───── Excerpted records
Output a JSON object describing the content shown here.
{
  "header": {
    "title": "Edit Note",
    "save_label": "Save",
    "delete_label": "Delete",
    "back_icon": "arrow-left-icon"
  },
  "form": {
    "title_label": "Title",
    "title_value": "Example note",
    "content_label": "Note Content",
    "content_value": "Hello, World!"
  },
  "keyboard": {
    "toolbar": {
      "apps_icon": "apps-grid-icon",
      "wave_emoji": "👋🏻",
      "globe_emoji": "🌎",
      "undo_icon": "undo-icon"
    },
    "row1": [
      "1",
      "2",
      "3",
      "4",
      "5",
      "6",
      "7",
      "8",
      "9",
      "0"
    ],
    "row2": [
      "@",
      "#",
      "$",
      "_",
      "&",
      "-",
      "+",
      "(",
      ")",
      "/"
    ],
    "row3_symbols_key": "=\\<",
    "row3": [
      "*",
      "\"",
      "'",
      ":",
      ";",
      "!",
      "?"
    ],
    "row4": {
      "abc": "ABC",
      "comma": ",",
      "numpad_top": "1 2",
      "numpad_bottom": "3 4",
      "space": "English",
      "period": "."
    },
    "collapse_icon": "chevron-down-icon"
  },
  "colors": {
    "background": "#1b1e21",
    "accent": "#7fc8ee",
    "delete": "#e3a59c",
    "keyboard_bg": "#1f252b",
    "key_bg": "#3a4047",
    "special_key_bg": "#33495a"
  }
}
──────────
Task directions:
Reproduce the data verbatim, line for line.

Answer to the problem:
Output a JSON object describing the content shown here.
{
  "header": {
    "title": "Edit Note",
    "save_label": "Save",
    "delete_label": "Delete",
    "back_icon": "arrow-left-icon"
  },
  "form": {
    "title_label": "Title",
    "title_value": "Example note",
    "content_label": "Note Content",
    "content_value": "Hello, World!"
  },
  "keyboard": {
    "toolbar": {
      "apps_icon": "apps-grid-icon",
      "wave_emoji": "👋🏻",
      "globe_emoji": "🌎",
      "undo_icon": "undo-icon"
    },
    "row1": [
      "1",
      "2",
      "3",
      "4",
      "5",
      "6",
      "7",
      "8",
      "9",
      "0"
    ],
    "row2": [
      "@",
      "#",
      "$",
      "_",
      "&",
      "-",
      "+",
      "(",
      ")",
      "/"
    ],
    "row3_symbols_key": "=\\<",
    "row3": [
      "*",
      "\"",
      "'",
      ":",
      ";",
      "!",
      "?"
    ],
    "row4": {
      "abc": "ABC",
      "comma": ",",
      "numpad_top": "1 2",
      "numpad_bottom": "3 4",
      "space": "English",
      "period": "."
    },
    "collapse_icon": "chevron-down-icon"
  },
  "colors": {
    "background": "#1b1e21",
    "accent": "#7fc8ee",
    "delete": "#e3a59c",
    "keyboard_bg": "#1f252b",
    "key_bg": "#3a4047",
    "special_key_bg": "#33495a"
  }
}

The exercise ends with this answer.